While military family member benefits will defray the cost of training significantly, there may still be a gap between the assistance you qualify for and the total cost of your education. Fortunately, accepting military family benefits doesn’t disqualify you from looking for aid elsewhere. You can qualify for benefits from a number of different places. In addition to government or service branch-sponsored assistance, for example, you can also apply for private scholarships or loans.

Here are a few common sources of aid offered by the U.S. government and the various service branches:

Survivor and Dependents’ Educational Assistance Program: Administered by the Veterans Affairs office, this award offers assistance for up to 45 months of degree courses, certification programs, diplomas or on-the-job training for spouses or dependent children. Additionally, spouses can use this award toward distance learning, such as an online degree program.
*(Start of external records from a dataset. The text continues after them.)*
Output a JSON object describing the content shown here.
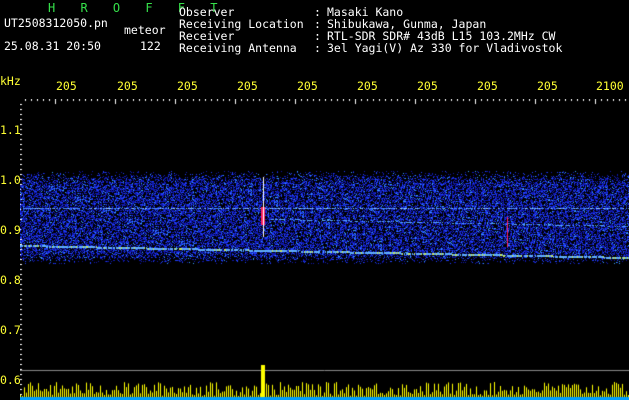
{
  "header": {
    "app_name": "H R O F F T",
    "file_name": "UT2508312050.pn",
    "tag": "meteor",
    "date_time": "25.08.31 20:50",
    "count": "122"
  },
  "meta": {
    "separator": ":",
    "rows": [
      {
        "label": "Observer",
        "value": "Masaki Kano"
      },
      {
        "label": "Receiving Location",
        "value": "Shibukawa, Gunma, Japan"
      },
      {
        "label": "Receiver",
        "value": "RTL-SDR SDR# 43dB L15 103.2MHz CW"
      },
      {
        "label": "Receiving Antenna",
        "value": "3el Yagi(V) Az 330 for Vladivostok"
      }
    ]
  },
  "spectrogram": {
    "y_unit": "kHz",
    "x_ticks": [
      "205",
      "205",
      "205",
      "205",
      "205",
      "205",
      "205",
      "205",
      "205",
      "2100"
    ],
    "y_ticks": [
      "1.1",
      "1.0",
      "0.9",
      "0.8",
      "0.7",
      "0.6"
    ],
    "colors": {
      "text": "#ffff33",
      "tick": "#ffffff",
      "noise": "#1a33ff",
      "signal": "#ff2060",
      "meter": "#ffff00",
      "meter_base": "#00a0ff"
    }
  }
}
Military Spouse Career Advancement Accounts: The Department of Defense offers up to $3,000 per year toward training for “portable career” skills. This award can be renewed once, for a total of $6,000 toward education.
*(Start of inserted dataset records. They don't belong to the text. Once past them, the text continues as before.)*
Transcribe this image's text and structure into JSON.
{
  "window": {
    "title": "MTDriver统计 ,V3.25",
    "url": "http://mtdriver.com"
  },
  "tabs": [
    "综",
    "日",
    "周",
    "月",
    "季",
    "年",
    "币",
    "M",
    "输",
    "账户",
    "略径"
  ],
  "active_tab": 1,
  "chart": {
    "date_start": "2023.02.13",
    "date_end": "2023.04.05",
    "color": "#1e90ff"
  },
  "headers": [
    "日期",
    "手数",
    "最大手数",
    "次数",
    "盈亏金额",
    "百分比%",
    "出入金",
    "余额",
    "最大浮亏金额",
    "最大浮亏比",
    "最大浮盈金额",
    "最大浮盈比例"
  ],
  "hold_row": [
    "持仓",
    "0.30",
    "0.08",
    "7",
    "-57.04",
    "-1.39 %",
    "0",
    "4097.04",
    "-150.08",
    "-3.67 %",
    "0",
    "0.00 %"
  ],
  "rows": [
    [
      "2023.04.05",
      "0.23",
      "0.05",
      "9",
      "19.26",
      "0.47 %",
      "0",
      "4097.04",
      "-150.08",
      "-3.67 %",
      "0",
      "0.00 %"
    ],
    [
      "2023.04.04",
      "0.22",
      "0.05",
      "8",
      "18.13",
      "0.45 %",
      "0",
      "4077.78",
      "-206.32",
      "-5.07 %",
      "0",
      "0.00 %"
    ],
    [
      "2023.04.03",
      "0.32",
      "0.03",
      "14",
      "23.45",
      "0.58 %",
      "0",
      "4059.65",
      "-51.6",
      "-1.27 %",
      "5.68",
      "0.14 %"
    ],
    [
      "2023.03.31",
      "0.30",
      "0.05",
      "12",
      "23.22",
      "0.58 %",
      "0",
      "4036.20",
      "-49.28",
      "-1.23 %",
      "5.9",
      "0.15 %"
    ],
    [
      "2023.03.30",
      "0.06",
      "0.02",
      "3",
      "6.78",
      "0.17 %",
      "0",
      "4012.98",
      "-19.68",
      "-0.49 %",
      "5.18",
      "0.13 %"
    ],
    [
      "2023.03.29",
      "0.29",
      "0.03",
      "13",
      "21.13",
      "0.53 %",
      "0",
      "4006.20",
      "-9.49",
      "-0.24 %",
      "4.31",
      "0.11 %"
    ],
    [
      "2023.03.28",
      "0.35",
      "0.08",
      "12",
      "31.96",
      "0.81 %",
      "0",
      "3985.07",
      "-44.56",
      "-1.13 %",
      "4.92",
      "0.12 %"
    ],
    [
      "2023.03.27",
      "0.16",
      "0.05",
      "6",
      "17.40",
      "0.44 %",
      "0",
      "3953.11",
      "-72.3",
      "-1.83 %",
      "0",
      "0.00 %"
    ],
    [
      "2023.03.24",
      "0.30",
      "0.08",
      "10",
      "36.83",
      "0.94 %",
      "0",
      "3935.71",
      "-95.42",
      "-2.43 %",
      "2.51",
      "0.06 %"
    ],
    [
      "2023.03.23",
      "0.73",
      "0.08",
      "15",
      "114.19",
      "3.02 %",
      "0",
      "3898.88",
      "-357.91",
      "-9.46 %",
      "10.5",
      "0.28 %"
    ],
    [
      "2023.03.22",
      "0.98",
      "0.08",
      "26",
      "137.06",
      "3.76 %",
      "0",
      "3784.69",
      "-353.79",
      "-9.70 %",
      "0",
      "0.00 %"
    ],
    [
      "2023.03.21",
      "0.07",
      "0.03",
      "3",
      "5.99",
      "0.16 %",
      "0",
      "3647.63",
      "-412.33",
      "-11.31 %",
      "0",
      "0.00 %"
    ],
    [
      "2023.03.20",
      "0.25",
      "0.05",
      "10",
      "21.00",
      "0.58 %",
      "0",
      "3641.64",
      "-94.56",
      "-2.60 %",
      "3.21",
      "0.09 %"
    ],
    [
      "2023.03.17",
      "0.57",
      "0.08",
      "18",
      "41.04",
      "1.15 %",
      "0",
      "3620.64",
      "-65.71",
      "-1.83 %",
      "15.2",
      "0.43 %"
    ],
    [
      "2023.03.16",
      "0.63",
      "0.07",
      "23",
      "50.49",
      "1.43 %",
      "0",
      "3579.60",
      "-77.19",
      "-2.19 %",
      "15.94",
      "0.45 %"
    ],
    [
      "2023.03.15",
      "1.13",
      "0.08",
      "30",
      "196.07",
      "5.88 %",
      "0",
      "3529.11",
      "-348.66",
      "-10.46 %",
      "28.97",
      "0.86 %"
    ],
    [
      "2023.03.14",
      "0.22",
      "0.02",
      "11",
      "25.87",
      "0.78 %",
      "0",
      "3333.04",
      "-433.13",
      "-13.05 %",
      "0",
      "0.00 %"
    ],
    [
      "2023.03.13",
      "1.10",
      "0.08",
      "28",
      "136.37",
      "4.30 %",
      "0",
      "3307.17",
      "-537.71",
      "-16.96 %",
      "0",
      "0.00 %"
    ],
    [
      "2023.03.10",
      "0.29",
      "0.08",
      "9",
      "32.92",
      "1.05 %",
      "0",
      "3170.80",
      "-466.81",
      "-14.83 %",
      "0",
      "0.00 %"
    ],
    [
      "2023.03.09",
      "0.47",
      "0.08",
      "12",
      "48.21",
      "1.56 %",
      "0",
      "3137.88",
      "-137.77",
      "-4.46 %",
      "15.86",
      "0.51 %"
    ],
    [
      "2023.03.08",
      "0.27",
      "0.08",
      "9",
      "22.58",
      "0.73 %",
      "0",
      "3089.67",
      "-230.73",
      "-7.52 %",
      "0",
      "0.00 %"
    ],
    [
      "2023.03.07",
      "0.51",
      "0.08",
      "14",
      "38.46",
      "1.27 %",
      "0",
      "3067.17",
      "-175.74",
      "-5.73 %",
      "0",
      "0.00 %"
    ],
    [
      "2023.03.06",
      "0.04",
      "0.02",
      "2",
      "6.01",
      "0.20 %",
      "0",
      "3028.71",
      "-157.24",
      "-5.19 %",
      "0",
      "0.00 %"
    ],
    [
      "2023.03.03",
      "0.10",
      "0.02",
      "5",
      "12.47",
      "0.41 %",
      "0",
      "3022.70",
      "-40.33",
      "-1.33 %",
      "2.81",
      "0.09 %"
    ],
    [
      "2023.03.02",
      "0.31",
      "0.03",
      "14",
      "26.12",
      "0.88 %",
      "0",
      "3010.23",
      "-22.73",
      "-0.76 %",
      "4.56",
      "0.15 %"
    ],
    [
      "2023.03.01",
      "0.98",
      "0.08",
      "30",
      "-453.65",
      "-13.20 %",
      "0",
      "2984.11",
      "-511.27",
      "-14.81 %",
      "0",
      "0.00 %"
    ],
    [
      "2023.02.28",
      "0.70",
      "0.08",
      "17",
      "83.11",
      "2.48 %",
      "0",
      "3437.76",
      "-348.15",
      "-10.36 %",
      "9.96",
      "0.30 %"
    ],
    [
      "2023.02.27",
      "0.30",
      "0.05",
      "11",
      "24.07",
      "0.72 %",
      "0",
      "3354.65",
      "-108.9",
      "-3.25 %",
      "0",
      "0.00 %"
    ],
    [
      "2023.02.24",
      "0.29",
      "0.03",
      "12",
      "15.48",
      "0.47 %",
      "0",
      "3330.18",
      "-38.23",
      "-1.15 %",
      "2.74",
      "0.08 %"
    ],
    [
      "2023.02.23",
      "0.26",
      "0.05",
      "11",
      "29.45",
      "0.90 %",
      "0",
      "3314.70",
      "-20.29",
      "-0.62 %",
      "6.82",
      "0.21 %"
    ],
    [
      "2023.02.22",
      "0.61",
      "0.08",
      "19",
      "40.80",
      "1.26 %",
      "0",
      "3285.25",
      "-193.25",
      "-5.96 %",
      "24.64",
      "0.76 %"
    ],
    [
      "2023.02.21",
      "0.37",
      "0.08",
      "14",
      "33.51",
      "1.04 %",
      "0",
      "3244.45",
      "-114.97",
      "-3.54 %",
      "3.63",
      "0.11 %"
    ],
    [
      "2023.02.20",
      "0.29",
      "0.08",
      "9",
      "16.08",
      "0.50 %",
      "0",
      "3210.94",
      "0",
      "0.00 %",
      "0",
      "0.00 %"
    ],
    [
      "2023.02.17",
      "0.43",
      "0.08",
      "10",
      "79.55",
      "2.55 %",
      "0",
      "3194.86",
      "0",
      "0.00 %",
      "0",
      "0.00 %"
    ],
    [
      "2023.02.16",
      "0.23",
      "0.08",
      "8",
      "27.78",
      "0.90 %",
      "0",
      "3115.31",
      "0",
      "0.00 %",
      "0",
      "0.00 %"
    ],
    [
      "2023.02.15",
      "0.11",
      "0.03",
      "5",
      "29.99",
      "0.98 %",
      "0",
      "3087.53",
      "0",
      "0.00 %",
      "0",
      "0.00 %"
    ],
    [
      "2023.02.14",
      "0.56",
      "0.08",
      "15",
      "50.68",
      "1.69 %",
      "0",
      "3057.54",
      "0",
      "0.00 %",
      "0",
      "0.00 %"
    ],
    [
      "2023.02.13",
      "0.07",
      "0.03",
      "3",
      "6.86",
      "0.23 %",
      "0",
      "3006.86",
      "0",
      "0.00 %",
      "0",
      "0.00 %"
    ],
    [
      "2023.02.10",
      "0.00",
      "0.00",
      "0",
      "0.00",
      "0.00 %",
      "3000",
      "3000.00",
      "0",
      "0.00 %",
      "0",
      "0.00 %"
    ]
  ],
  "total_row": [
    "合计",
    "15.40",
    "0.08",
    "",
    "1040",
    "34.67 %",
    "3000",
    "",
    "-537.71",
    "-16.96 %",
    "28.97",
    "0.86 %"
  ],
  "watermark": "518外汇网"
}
General Henry H. Arnold Education Grant Program: This award, for the sons, daughters, or spouses of active-duty or retired or deceased Air Force service personnel, offers $2,000 per year toward direct educational costs. The eligible family members must demonstrate financial need and be residing in the United States.

Stateside Spouse Education Assistance Program (SSEAP): For the spouses of active-duty members of the Army who reside in the U.S., this program offers up to $2,500 per academic year toward education costs. If your employer offers tuition assistance, you can still apply for this award to cover the cost of materials, books and other education-related expenses.

Spouse Tuition Aid Program (STAP): Sponsored by the Navy and Marine Corps Relief Society, this program offers financial aid to qualifying spouses of active-duty Navy or Marine Corps members stationed abroad. Spouses enrolled in an undergraduate program can receive up to $1,500 per academic year, while graduate students can qualify for up to $1,750 in benefits.

This list is merely a sample of some of the more well-known forms of assistance offered. To find out more, contact staff at your installation, or visit the VA online at www.va.gov.

Transferring post-9/11 G.I. bill benefits

The G.I. Bill signed into law in 2008 offers new education support. This includes the right to transfer unused G.I. Bill benefits to one’s spouse or children. In order to transfer your benefits, you must have served at least six years prior to Aug. 1, 2009, and must have agreed to serve at least four more years.

Online education: a solution for military families on the move

It can be difficult to complete your education when you need to move every few years (or more often). Fortunately, online education makes it possible to head to class wherever you have an Internet connection (and whenever you have some time to yourself). Many universities offering online degree programs can accept benefits from the VA or Department of Defense, as well as G.I. Bill benefits. If you want to pursue your degree online, and are interested in applying for private or service branch-sponsored assistance, make sure you check that online college education can be paid for with your award before you submit your application.

Information in this article was provided by Colorado Technical University. Contact CTU today if you’re interested in developing marketable knowledge and career-relevant skills with an industry-current degree program. (CTU does not guarantee employment or salary.)

Courtesy of ARAcontent